Reading Craft Book Event – The Craft We Eat with Bernie Herman on Culinary Craft Ecologies of Virginia’s Eastern Shore
The Craft in America Center is pleased to present an interactive discussion with distinguished Professor Bernard L. Herman on his book A South You Never Ate (2020). Herman explores “the craft we eat” and lays the groundwork for a more expansive definition of craft through this investigation of culinary tradition and its role in community life along the Eastern Shore. This event was streamed live via Zoom and Facebook on June 4, 2021. The book is available for purchase directly from the University of North Carolina Press or your preferred bookseller.
About the A South You Never Ate
Through this blending of history, memories, and observation, Herman reveals how local ingredients-and the cooks who have prepared them for the table-have developed a distinctly American terroir: the flavors of a place experienced through its culinary and storytelling traditions. Four centuries of encounter, imagination, and invention continue to shape the foodways of the Eastern Shore of Virginia, melding influences from Indigenous peoples, European migrants, enslaved and free West Africans, and more recent newcomers. This terroir flourishes even as it confronts challenges from climate change, declining fish populations, and farming monoculture.

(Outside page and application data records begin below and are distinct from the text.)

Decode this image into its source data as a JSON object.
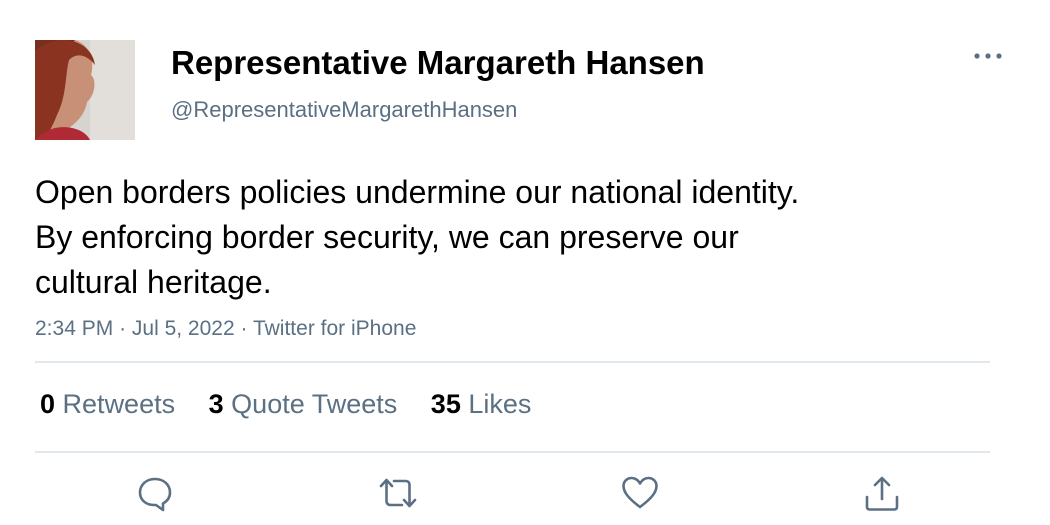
{
  "author": {
    "display_name": "Representative Margareth Hansen",
    "handle": "@RepresentativeMargarethHansen",
    "avatar_icon": "profile-photo"
  },
  "tweet": {
    "lines": [
      "Open borders policies undermine our national identity.",
      "By enforcing border security, we can preserve our",
      "cultural heritage."
    ],
    "time": "2:34 PM",
    "date": "Jul 5, 2022",
    "source": "Twitter for iPhone",
    "separator": "·"
  },
  "stats": {
    "retweets": {
      "count": "0",
      "label": "Retweets"
    },
    "quotes": {
      "count": "3",
      "label": "Quote Tweets"
    },
    "likes": {
      "count": "35",
      "label": "Likes"
    }
  },
  "actions": [
    {
      "name": "reply",
      "icon": "speech-bubble-icon"
    },
    {
      "name": "retweet",
      "icon": "retweet-arrows-icon"
    },
    {
      "name": "like",
      "icon": "heart-icon"
    },
    {
      "name": "share",
      "icon": "share-upload-icon"
    }
  ],
  "colors": {
    "text_primary": "#000000",
    "text_secondary": "#5b7083",
    "divider": "#e1e8ed"
  }
}
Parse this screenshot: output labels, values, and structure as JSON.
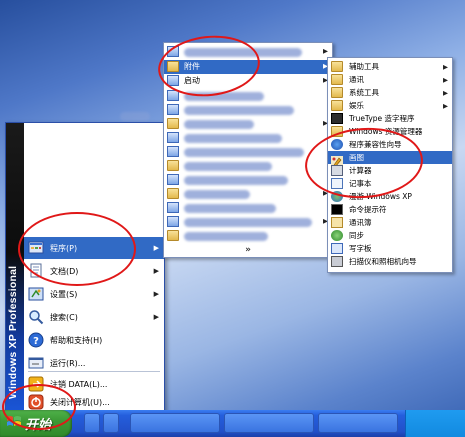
{
  "os_edition": "Windows XP Professional",
  "start_menu": {
    "items": [
      {
        "label": "程序(P)",
        "has_submenu": true,
        "selected": true,
        "icon": "programs-icon"
      },
      {
        "label": "文档(D)",
        "has_submenu": true,
        "icon": "documents-icon"
      },
      {
        "label": "设置(S)",
        "has_submenu": true,
        "icon": "settings-icon"
      },
      {
        "label": "搜索(C)",
        "has_submenu": true,
        "icon": "search-icon"
      },
      {
        "label": "帮助和支持(H)",
        "has_submenu": false,
        "icon": "help-icon"
      },
      {
        "label": "运行(R)...",
        "has_submenu": false,
        "icon": "run-icon"
      },
      {
        "label": "注销 DATA(L)...",
        "has_submenu": false,
        "icon": "logoff-icon"
      },
      {
        "label": "关闭计算机(U)...",
        "has_submenu": false,
        "icon": "shutdown-icon"
      }
    ]
  },
  "programs_menu": {
    "accessories_label": "附件",
    "startup_label": "启动",
    "more_label": "»"
  },
  "accessories_menu": {
    "items": [
      {
        "label": "辅助工具",
        "has_submenu": true,
        "icon": "folder-icon"
      },
      {
        "label": "通讯",
        "has_submenu": true,
        "icon": "folder-icon"
      },
      {
        "label": "系统工具",
        "has_submenu": true,
        "icon": "folder-icon"
      },
      {
        "label": "娱乐",
        "has_submenu": true,
        "icon": "folder-icon"
      },
      {
        "label": "TrueType 造字程序",
        "icon": "font-editor-icon"
      },
      {
        "label": "Windows 资源管理器",
        "icon": "explorer-icon"
      },
      {
        "label": "程序兼容性向导",
        "icon": "compatibility-icon"
      },
      {
        "label": "画图",
        "selected": true,
        "icon": "paint-icon"
      },
      {
        "label": "计算器",
        "icon": "calculator-icon"
      },
      {
        "label": "记事本",
        "icon": "notepad-icon"
      },
      {
        "label": "漫游 Windows XP",
        "icon": "tour-icon"
      },
      {
        "label": "命令提示符",
        "icon": "cmd-icon"
      },
      {
        "label": "通讯簿",
        "icon": "addressbook-icon"
      },
      {
        "label": "同步",
        "icon": "sync-icon"
      },
      {
        "label": "写字板",
        "icon": "wordpad-icon"
      },
      {
        "label": "扫描仪和照相机向导",
        "icon": "scanner-icon"
      }
    ]
  },
  "taskbar": {
    "start_label": "开始"
  },
  "colors": {
    "highlight": "#316ac5",
    "annotation": "#e01818",
    "start_green": "#3c9a35"
  }
}
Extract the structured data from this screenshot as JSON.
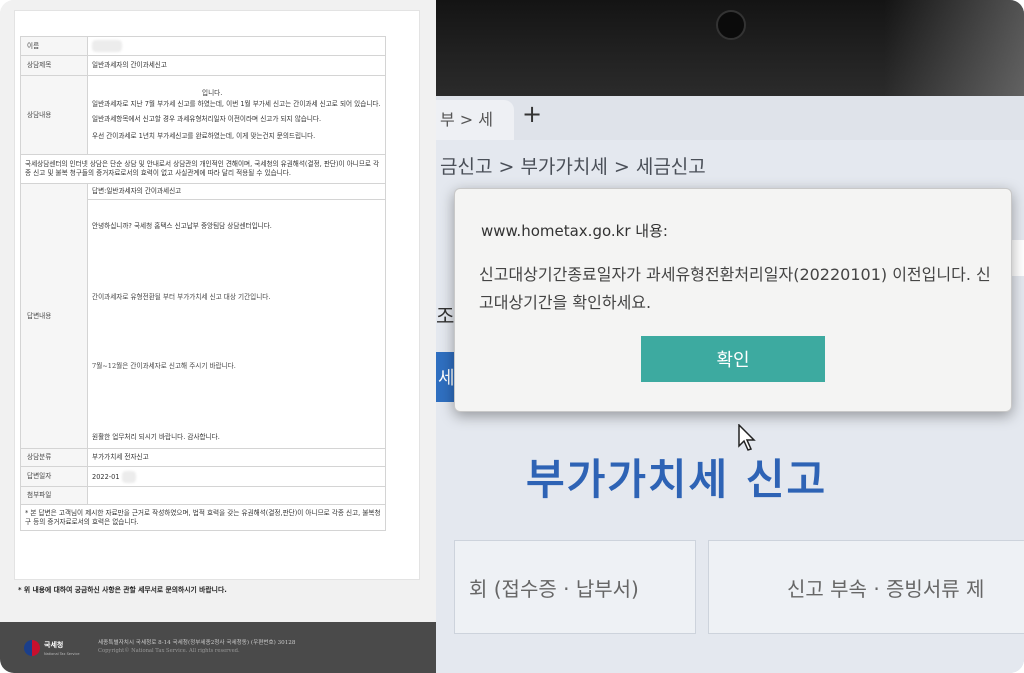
{
  "document": {
    "rows": [
      {
        "label": "이름",
        "value": ""
      },
      {
        "label": "상담제목",
        "value": "일반과세자의 간이과세신고"
      },
      {
        "label": "상담내용",
        "lines": [
          "입니다.",
          "일반과세자로 지난 7월 부가세 신고를 하였는데, 이번 1월 부가세 신고는 간이과세 신고로 되어 있습니다.",
          "일반과세항목에서 신고할 경우 과세유형처리일자 이전이라며 신고가 되지 않습니다.",
          "우선 간이과세로 1년치 부가세신고를 완료하였는데, 이게 맞는건지 문의드립니다."
        ]
      },
      {
        "label": "답변내용",
        "lines": [
          "답변:일반과세자의 간이과세신고",
          "안녕하십니까? 국세청 홈택스 신고납부 중앙팀담 상담센터입니다.",
          "간이과세자로 유형전환될 부터 부가가치세 신고 대상 기간입니다.",
          "7월~12월은 간이과세자로 신고해 주시기 바랍니다.",
          "원활한 업무처리 되시기 바랍니다. 감사합니다."
        ]
      },
      {
        "label": "상담분류",
        "value": "부가가치세 전자신고"
      },
      {
        "label": "답변일자",
        "value": "2022-01"
      },
      {
        "label": "첨부파일",
        "value": ""
      }
    ],
    "notice_row": "국세상담센터의 인터넷 상담은 단순 상담 및 안내로서 상담관의 개인적인 견해이며, 국세청의 유권해석(결정, 판단)이 아니므로 각종 신고 및 불복 청구들의 증거자료로서의 효력이 없고 사실관계에 따라 달리 적용될 수 있습니다.",
    "disclaimer": "* 본 답변은 고객님이 제시한 자료만을 근거로 작성하였으며, 법적 효력을 갖는 유권해석(결정,판단)이 아니므로 각종 신고, 불복청구 등의 증거자료로서의 효력은 없습니다.",
    "bottom_note": "* 위 내용에 대하여 궁금하신 사항은 관할 세무서로 문의하시기 바랍니다.",
    "footer": {
      "logo_text": "국세청",
      "logo_sub": "National Tax Service",
      "address": "세종특별자치시 국세청로 8-14 국세청(정부세종2청사 국세청동) (우편번호) 30128",
      "copyright": "Copyright© National Tax Service. All rights reserved."
    }
  },
  "browser": {
    "tab_label": "부 > 세",
    "new_tab": "+",
    "breadcrumb": "금신고 > 부가가치세 > 세금신고",
    "partial_left": "조",
    "partial_blue": "세"
  },
  "dialog": {
    "title": "www.hometax.go.kr 내용:",
    "message": "신고대상기간종료일자가 과세유형전환처리일자(20220101) 이전입니다. 신고대상기간을 확인하세요.",
    "ok_label": "확인"
  },
  "page": {
    "heading": "부가가치세 신고",
    "card_left": "회 (접수증 · 납부서)",
    "card_right": "신고 부속 · 증빙서류 제"
  },
  "colors": {
    "ok_button": "#3daaa0",
    "heading": "#2e63b5",
    "footer": "#4a4a4a"
  }
}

About the Author:
Bernard L. Herman is the George B. Tindall Distinguished Professor of American Studies, and Folklore at the University of North Carolina-Chapel Hill, where he also serves on the art history faculty. His books include Architecture and Rural Life in Central Delaware 1700-1900, The Stolen House, and Town House: Architecture and Material Life in the Early American City, 1760-1830—each awarded the Abbott Lowell Cummings Award as the best book on North American vernacular architecture. He has published essays on quilts, self-taught and outsider arts, foodways, historical archaeology, vernacular photography, and theoretical approaches to the study and interpretation of objects.